BeltwideProvides Glimpse Of Future

Friday, January 10, 2003               By Shawn Wade

      Withthe aftertaste of less than memorable markets and more than one unwanted hitfrom Mother Nature fresh on the minds of growers the 2003 Beltwide CottonConference delivered something somewhat unexpected – a glimpse of cautiousoptimism for the future.

      One of the main purveyors ofthat view is none other than William B. Dunavant, Jr. of Memphis, TN.

      Mr. Dunavant’s comments tothe 2003 Beltwide Cotton Conference included his thoughts on the importance ofthe U.S. Farm Bill to growers, as well as his current thoughts on the directionwe may be headed in the marketplace in 2003 and beyond.

      Not everything he said couldbe considered 100 percent positive, but at the end of the day it felt as ifthere might be some blue sky on down the line.

      On farm policy he voiced hissupport for the U.S Farm Bill as a key component of grower survival untilmarket conditions right themselves.

      Dunavant reiterated hisposition that, while he doesn’t necessarily agree with many of the specificprovisions of the U.S. farm program, he strongly supports its primary purposeof delivering critical support to U.S. farmers.

      Dunavant also highlightedthe positive direction in which U.S. and World carryover stocks were moving,pointed out an optimistic forecast for increased world consumption andcautioned growers to not move too quickly to cement 2003-4 marketing plans asthe situation continues to change over the next few months.

 

High PlainsCrop Exceeds 3.1 Million Bales

Friday, January 10, 2003               By Shawn Wade

      Weeklyreports from the Lubbock and Lamesa USDA Cotton Classing offices continue tocreep further above the 3 million bale level. Season to date figures for thetwo offices now total just under 3.1 million bales reviewed.

      Cottoncontinues to trickle into the offices as the final bales move from through thegin. Harvest activity is virtually completed except in isolated pockets.

      Qualitycontinues to be below the norm in many cases, especially in terms of Color andLeaf.

      Mostof the quality differences can be associated with weather patterns that broughtbeneficial rainfall, but kept growers out of the field for extended periodsduring the harvest period.

      PredominantColor-Leaf grades recorded at both Lubbock and Lamesa have been 41-4 for thepast couple of months and the season.

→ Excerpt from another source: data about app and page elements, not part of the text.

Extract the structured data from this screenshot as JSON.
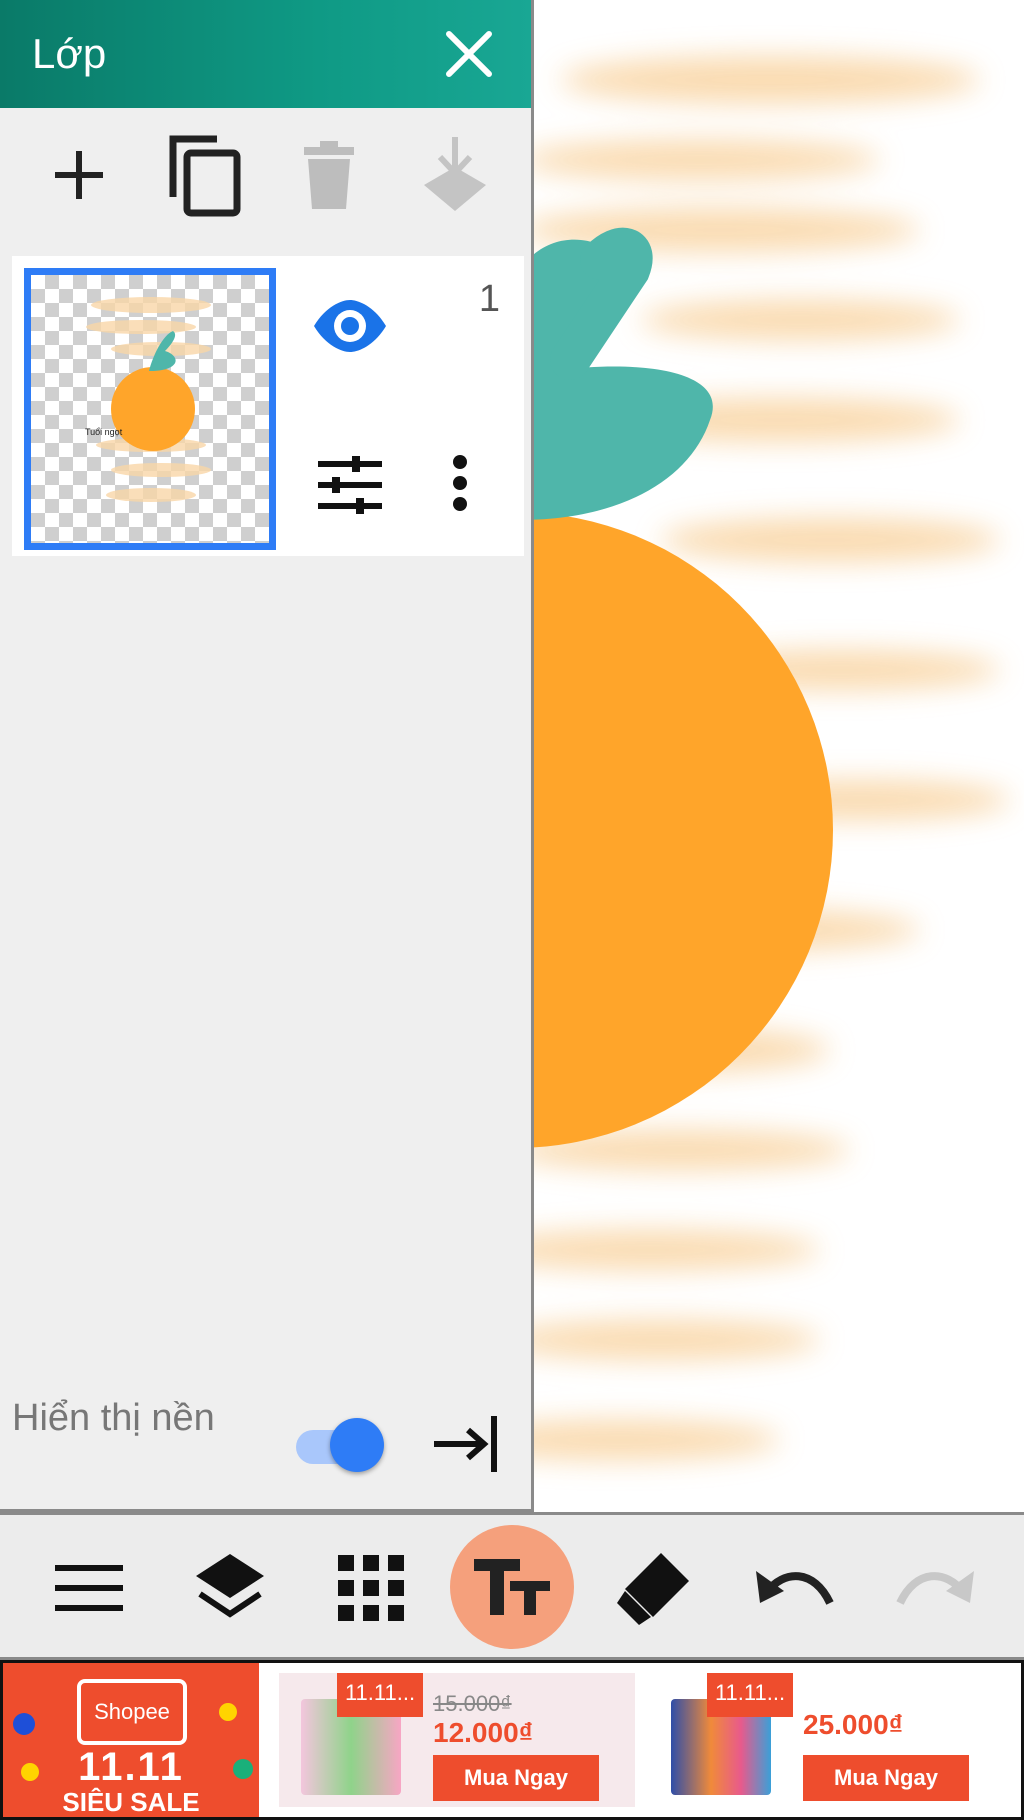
{
  "panel": {
    "title": "Lớp",
    "close_icon": "close-icon",
    "tools": [
      "add-layer-icon",
      "duplicate-layer-icon",
      "delete-layer-icon",
      "merge-down-icon"
    ],
    "layer": {
      "number": "1",
      "thumbnail_text": "Tuổi ngọt",
      "icons": [
        "eye-icon",
        "adjust-icon",
        "more-vert-icon"
      ]
    },
    "background_label": "Hiển thị nền",
    "background_visible": true
  },
  "toolbar": {
    "items": [
      "menu-icon",
      "layers-icon",
      "grid-icon",
      "text-icon",
      "eraser-icon",
      "undo-icon",
      "redo-icon"
    ],
    "active": "text-icon",
    "active_color": "#f5a07c"
  },
  "ad": {
    "brand": {
      "logo_text": "Shopee",
      "event": "11.11",
      "label": "SIÊU SALE"
    },
    "products": [
      {
        "tag": "11.11...",
        "old_price": "15.000₫",
        "price": "12.000₫",
        "button": "Mua Ngay"
      },
      {
        "tag": "11.11...",
        "old_price": "",
        "price": "25.000₫",
        "button": "Mua Ngay"
      }
    ]
  },
  "colors": {
    "accent": "#2e7cf6",
    "header": "#0f9a85",
    "shopee": "#ee4d2d",
    "orange": "#ffa52a",
    "leaf": "#4fb6aa"
  }
}
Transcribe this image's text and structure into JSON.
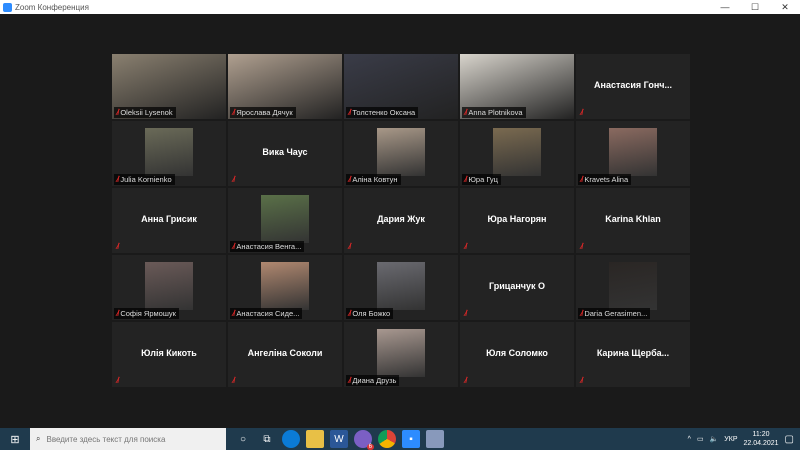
{
  "window": {
    "title": "Zoom Конференция",
    "min": "—",
    "max": "☐",
    "close": "✕"
  },
  "participants": [
    {
      "name": "Oleksii Lysenok",
      "type": "video",
      "bg": "#8a8070"
    },
    {
      "name": "Ярослава Дячук",
      "type": "video",
      "bg": "#b0a090"
    },
    {
      "name": "Толстенко Оксана",
      "type": "video",
      "bg": "#3a3c48"
    },
    {
      "name": "Anna Plotnikova",
      "type": "video",
      "bg": "#d8d4cc",
      "active": true
    },
    {
      "name": "Анастасия  Гонч...",
      "type": "name"
    },
    {
      "name": "Julia Kornienko",
      "type": "avatar",
      "bg": "#6a6a58"
    },
    {
      "name": "Вика Чаус",
      "type": "name"
    },
    {
      "name": "Аліна Ковтун",
      "type": "avatar",
      "bg": "#a89888"
    },
    {
      "name": "Юра Гуц",
      "type": "avatar",
      "bg": "#7a6a50"
    },
    {
      "name": "Kravets Alina",
      "type": "avatar",
      "bg": "#8a6a60"
    },
    {
      "name": "Анна Грисик",
      "type": "name"
    },
    {
      "name": "Анастасия Венга...",
      "type": "avatar",
      "bg": "#5a7048"
    },
    {
      "name": "Дария Жук",
      "type": "name"
    },
    {
      "name": "Юра Нагорян",
      "type": "name"
    },
    {
      "name": "Karina Khlan",
      "type": "name"
    },
    {
      "name": "Софія Ярмошук",
      "type": "avatar",
      "bg": "#6a5a58"
    },
    {
      "name": "Анастасия Сиде...",
      "type": "avatar",
      "bg": "#b08870"
    },
    {
      "name": "Оля Божко",
      "type": "avatar",
      "bg": "#6a6a70"
    },
    {
      "name": "Грицанчук  О",
      "type": "name"
    },
    {
      "name": "Daria Gerasimen...",
      "type": "avatar",
      "bg": "#2a2624"
    },
    {
      "name": "Юлія Кикоть",
      "type": "name"
    },
    {
      "name": "Ангеліна Соколи",
      "type": "name"
    },
    {
      "name": "Диана Друзь",
      "type": "avatar",
      "bg": "#a89890"
    },
    {
      "name": "Юля Соломко",
      "type": "name"
    },
    {
      "name": "Карина  Щерба...",
      "type": "name"
    }
  ],
  "taskbar": {
    "search_placeholder": "Введите здесь текст для поиска",
    "lang": "УКР",
    "time": "11:20",
    "date": "22.04.2021",
    "badge": "6"
  }
}
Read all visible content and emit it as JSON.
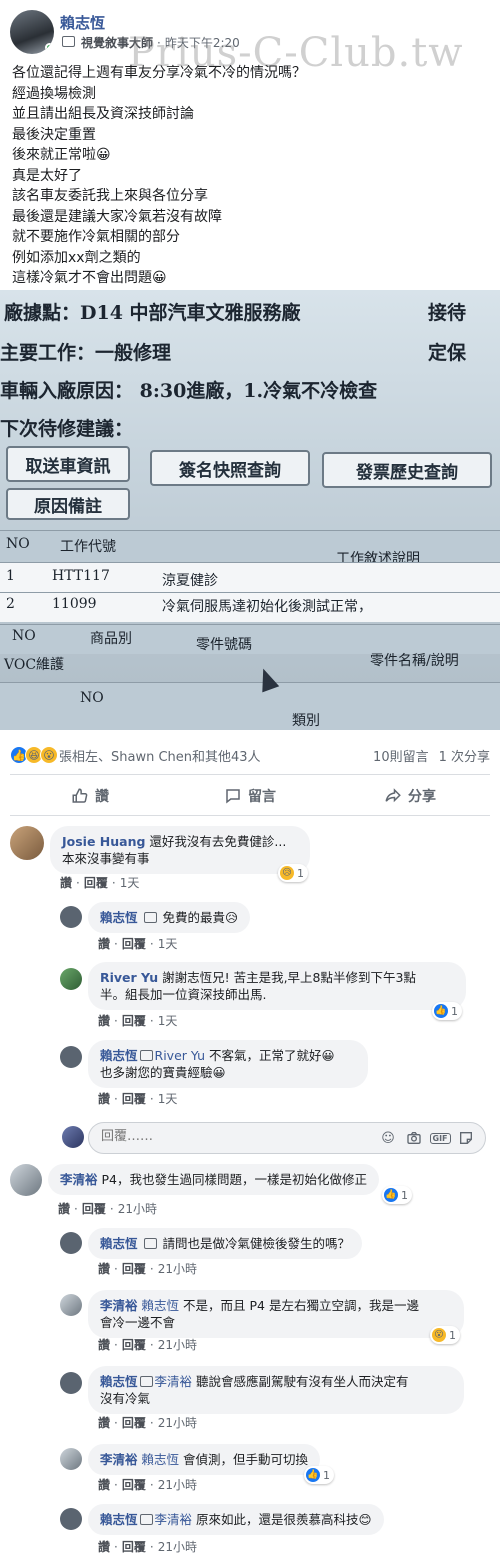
{
  "post": {
    "author": "賴志恆",
    "badge": "視覺敘事大師",
    "timestamp": "昨天下午2:20",
    "watermark": "Prius-C-Club.tw",
    "lines": [
      "各位還記得上週有車友分享冷氣不冷的情況嗎？",
      "經過換場檢測",
      "並且請出組長及資深技師討論",
      "最後決定重置",
      "後來就正常啦😀",
      "真是太好了",
      "該名車友委託我上來與各位分享",
      "最後還是建議大家冷氣若沒有故障",
      "就不要施作冷氣相關的部分",
      "例如添加xx劑之類的",
      "這樣冷氣才不會出問題😀"
    ]
  },
  "photo": {
    "line1": "廠據點：D14 中部汽車文雅服務廠",
    "line1_right": "接待",
    "line2": "主要工作：一般修理",
    "line2_right": "定保",
    "line3": "車輛入廠原因：  8:30進廠，1.冷氣不冷檢查",
    "line4": "下次待修建議：",
    "btn1": "取送車資訊",
    "btn2": "簽名快照查詢",
    "btn3": "發票歷史查詢",
    "btn4": "原因備註",
    "th_no": "NO",
    "th_code": "工作代號",
    "th_desc": "工作敘述說明",
    "r1_no": "1",
    "r1_code": "HTT117",
    "r1_desc": "涼夏健診",
    "r2_no": "2",
    "r2_code": "11099",
    "r2_desc": "冷氣伺服馬達初始化後測試正常，",
    "th2_no": "NO",
    "th2_cat": "商品別",
    "th2_part": "零件號碼",
    "th2_name": "零件名稱/說明",
    "th3_voc": "VOC維護",
    "th4_no": "NO",
    "th4_cat": "類別"
  },
  "reactions": {
    "summary": "張相左、Shawn Chen和其他43人",
    "comments_count": "10則留言",
    "shares_count": "1 次分享"
  },
  "actions": {
    "like": "讚",
    "comment": "留言",
    "share": "分享"
  },
  "comments": [
    {
      "name": "Josie Huang",
      "text1": "還好我沒有去免費健診...",
      "text2": "本來沒事變有事",
      "like": "讚",
      "reply": "回覆",
      "time": "1天",
      "react_count": "1"
    },
    {
      "name": "賴志恆",
      "text1": "免費的最貴😥",
      "like": "讚",
      "reply": "回覆",
      "time": "1天"
    },
    {
      "name": "River Yu",
      "text1": "謝謝志恆兄! 苦主是我,早上8點半修到下午3點",
      "text2": "半。組長加一位資深技師出馬.",
      "like": "讚",
      "reply": "回覆",
      "time": "1天",
      "react_count": "1"
    },
    {
      "name": "賴志恆",
      "tag": "River Yu",
      "text1": "不客氣，正常了就好😀",
      "text2": "也多謝您的寶貴經驗😀",
      "like": "讚",
      "reply": "回覆",
      "time": "1天"
    },
    {
      "name": "李清裕",
      "text1": "P4，我也發生過同樣問題，一樣是初始化做修正",
      "like": "讚",
      "reply": "回覆",
      "time": "21小時",
      "react_count": "1"
    },
    {
      "name": "賴志恆",
      "text1": "請問也是做冷氣健檢後發生的嗎？",
      "like": "讚",
      "reply": "回覆",
      "time": "21小時"
    },
    {
      "name": "李清裕",
      "tag": "賴志恆",
      "text1": "不是，而且 P4 是左右獨立空調，我是一邊",
      "text2": "會冷一邊不會",
      "like": "讚",
      "reply": "回覆",
      "time": "21小時",
      "react_count": "1"
    },
    {
      "name": "賴志恆",
      "tag": "李清裕",
      "text1": "聽說會感應副駕駛有沒有坐人而決定有",
      "text2": "沒有冷氣",
      "like": "讚",
      "reply": "回覆",
      "time": "21小時"
    },
    {
      "name": "李清裕",
      "tag": "賴志恆",
      "text1": "會偵測，但手動可切換",
      "like": "讚",
      "reply": "回覆",
      "time": "21小時",
      "react_count": "1"
    },
    {
      "name": "賴志恆",
      "tag": "李清裕",
      "text1": "原來如此，還是很羨慕高科技😊",
      "like": "讚",
      "reply": "回覆",
      "time": "21小時"
    }
  ],
  "reply_box": {
    "placeholder": "回覆……"
  },
  "colors": {
    "link": "#385898",
    "like_blue": "#1877f2",
    "bubble": "#f2f3f5",
    "meta": "#606770"
  }
}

      Otherquality factors have also been affected during the harvest season and mostnoticeable is fact that 17 percent of the 2.5 million bales classed at theLubbock have been “Barky” bales and incurred additional loan discounts.

      Additionally,Micronaire readings have seemed to be a notch or two higher than normal asfully 50 percent or more of the bales classed at Lubbock have recorded Mikereadings greater than 4.3. Some 250,000 or so bales have also been hit withMike readings above 5.0.

      Staplelengths have been holding their own throughout the year with the season averagebeing 33.4. Staple lengths at the Lamesa office have average 33.31 so far.

      Altogetherthe final numbers on the 2003 crop could easily move above the 3.2 million balemark and rank the year as one of the best all-time.